The food-ordering-by-app world is, by definition, incredibly self-indulgent. It was designed to accommodate people who could not even be troubled to pick up the phone and speak to another human being. So we take notice when we someone takes the existing egocentric infrastructure and uses it for something good. Sharebite is a new app that works like your Seamlesses or your Grubhubs, but it doesn’t just get food dropped at your door without the uncomfortable problem of actual human contact, it also helps feed the hungry. And (because we know the app ordering set hates to have their processes interrupted) it doesn’t require any additional steps or money on the user’s part.
Like other delivery apps, Sharebite charges restaurants that use sell through its platform a commission. Company founder Mohsin Memon told us that ShareBite donates $.26 from every commission they earn on each order to City Harvest food rescue in New York. That doesn’t sound like much, but it’s the amount City Harvest says it costs to provide one meal for a child in need. Additionally, Sharebite is going to contribute 10 meals to City Harvest for every new user who orders a meal with the app through the end of the holiday season and partnered with local New York companies Icon Parking and TF Cornerstone, which will match the app’s typical one-for-one donations with a goal of providing 100,000 meals.
Any still-reluctant Seamless users should know that Sharebite doesn’t have the complete roster of restaurants other apps do just yet, but Memon says they have over 1000 eateries signed up and that number is growing every day.

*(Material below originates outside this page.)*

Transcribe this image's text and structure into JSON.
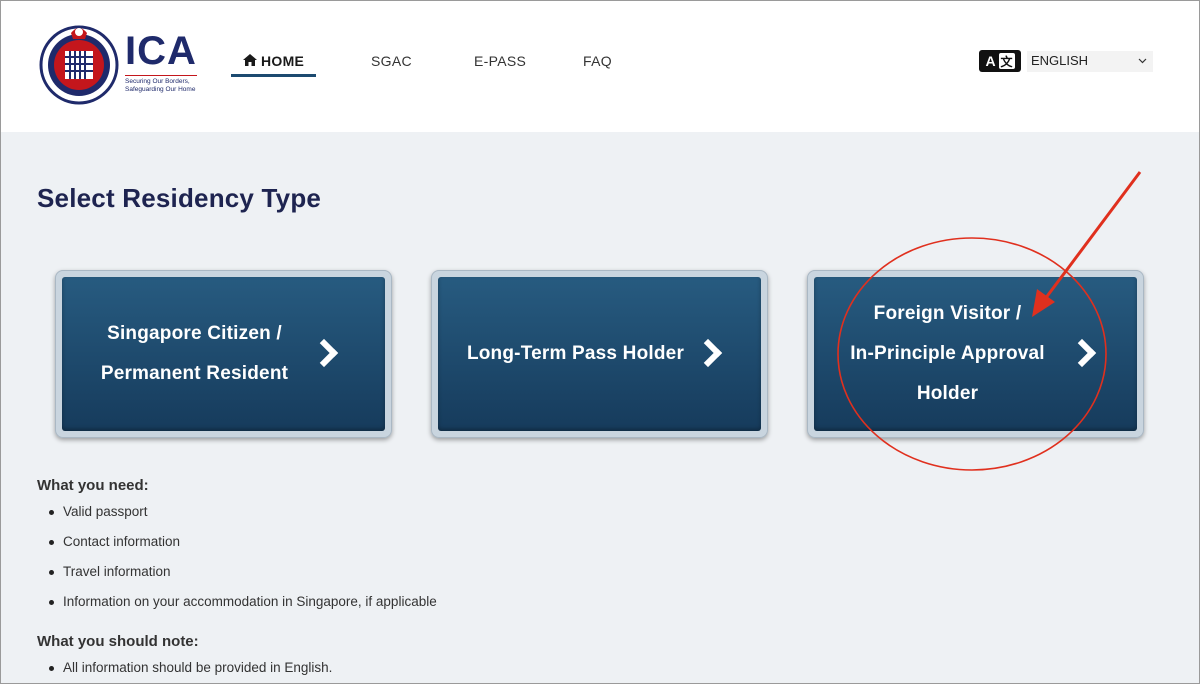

Currently Sharebite is available through the iTunes and Android stores for use in New York City, but plans to use the same business model to deliver and donate food in other cities around the country in the next year.
You’re getting that Thai food delivered one way or the other tonight, why not help someone out when you do.
Related: Introducing the Daily Table, the Grocery Store that Wants to Take on McDonald's
5 Ways to Save the World Through Food that Are Way Easier than You Think
That Time the UN Served World Leaders Garbage